PROBLEM DETAILS: What is the number of lines in the data holding the word "title"? Give that number by itself.

#### GIVEN DATA

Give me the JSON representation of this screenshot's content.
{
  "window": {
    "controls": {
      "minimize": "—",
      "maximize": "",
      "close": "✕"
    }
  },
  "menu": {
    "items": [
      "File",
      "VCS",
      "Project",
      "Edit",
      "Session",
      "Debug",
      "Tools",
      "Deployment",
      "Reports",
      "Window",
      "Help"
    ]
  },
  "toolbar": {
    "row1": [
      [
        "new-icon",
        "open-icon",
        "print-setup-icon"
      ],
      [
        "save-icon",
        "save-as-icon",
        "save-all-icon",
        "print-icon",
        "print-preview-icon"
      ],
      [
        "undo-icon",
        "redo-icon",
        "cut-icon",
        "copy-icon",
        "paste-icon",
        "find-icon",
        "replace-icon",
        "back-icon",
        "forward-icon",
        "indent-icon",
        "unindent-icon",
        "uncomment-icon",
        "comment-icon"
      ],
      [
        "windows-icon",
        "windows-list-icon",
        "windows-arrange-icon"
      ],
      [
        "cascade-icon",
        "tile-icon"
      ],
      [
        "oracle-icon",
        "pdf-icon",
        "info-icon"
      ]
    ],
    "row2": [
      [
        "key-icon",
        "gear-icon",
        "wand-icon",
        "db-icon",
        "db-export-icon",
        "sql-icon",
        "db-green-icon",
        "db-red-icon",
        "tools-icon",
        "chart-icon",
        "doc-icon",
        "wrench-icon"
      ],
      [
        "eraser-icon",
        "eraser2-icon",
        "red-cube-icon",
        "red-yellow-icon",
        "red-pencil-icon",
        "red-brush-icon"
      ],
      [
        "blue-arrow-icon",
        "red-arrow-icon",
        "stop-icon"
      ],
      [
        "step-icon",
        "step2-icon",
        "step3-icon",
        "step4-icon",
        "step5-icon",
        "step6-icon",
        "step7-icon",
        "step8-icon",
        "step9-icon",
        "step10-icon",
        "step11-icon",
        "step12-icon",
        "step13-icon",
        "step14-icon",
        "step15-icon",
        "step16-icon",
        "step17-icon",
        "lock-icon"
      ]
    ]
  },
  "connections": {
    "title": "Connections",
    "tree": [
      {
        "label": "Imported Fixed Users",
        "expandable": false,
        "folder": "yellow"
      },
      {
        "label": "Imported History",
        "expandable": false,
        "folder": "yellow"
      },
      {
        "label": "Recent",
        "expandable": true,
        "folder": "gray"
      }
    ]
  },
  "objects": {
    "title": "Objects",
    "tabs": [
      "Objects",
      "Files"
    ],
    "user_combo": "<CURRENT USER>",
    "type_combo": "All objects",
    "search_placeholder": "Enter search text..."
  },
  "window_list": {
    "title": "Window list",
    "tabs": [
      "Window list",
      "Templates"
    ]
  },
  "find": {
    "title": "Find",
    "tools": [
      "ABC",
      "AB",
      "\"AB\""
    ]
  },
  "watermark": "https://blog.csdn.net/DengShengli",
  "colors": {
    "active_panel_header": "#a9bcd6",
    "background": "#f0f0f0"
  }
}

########

PROBLEM SOLUTION: 4